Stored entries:
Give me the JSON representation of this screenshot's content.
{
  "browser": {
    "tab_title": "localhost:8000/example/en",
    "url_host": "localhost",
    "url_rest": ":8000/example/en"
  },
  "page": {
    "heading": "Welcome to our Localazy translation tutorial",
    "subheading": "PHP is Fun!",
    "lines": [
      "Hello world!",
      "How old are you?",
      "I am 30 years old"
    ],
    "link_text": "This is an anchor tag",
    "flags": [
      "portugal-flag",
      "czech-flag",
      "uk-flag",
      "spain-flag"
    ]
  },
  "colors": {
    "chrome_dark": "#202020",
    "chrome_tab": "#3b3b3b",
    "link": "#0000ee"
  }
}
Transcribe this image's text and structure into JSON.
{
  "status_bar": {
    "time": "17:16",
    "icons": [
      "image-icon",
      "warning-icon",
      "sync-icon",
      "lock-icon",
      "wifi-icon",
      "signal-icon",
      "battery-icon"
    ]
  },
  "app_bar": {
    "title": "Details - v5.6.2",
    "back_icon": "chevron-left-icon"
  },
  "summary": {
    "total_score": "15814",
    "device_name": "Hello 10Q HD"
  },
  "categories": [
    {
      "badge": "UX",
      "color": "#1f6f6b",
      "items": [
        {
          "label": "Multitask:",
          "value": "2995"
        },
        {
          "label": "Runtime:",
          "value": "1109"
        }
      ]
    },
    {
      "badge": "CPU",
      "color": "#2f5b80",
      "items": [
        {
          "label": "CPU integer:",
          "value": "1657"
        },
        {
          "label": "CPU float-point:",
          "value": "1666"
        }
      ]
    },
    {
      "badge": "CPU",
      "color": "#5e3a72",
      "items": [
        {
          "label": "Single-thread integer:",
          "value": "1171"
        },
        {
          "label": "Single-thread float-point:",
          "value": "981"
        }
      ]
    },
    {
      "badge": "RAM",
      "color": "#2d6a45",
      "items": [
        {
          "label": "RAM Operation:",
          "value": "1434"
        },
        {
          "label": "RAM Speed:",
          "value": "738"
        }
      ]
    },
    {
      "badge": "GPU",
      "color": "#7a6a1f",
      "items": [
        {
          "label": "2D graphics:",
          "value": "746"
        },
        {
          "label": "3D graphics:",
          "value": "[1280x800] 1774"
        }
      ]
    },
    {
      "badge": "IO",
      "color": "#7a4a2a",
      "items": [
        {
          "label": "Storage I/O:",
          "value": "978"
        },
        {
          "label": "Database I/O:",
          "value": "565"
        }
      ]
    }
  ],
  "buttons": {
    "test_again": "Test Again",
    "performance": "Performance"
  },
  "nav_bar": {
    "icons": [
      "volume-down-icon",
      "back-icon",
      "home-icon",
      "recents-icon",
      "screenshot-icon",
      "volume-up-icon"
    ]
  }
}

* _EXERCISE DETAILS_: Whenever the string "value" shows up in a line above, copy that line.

* _ANSWER TO THE EXERCISE_:
          "value": "2995"
          "value": "1109"
          "value": "1657"
          "value": "1666"
          "value": "1171"
          "value": "981"
          "value": "1434"
          "value": "738"
          "value": "746"
          "value": "[1280x800] 1774"
          "value": "978"
          "value": "565"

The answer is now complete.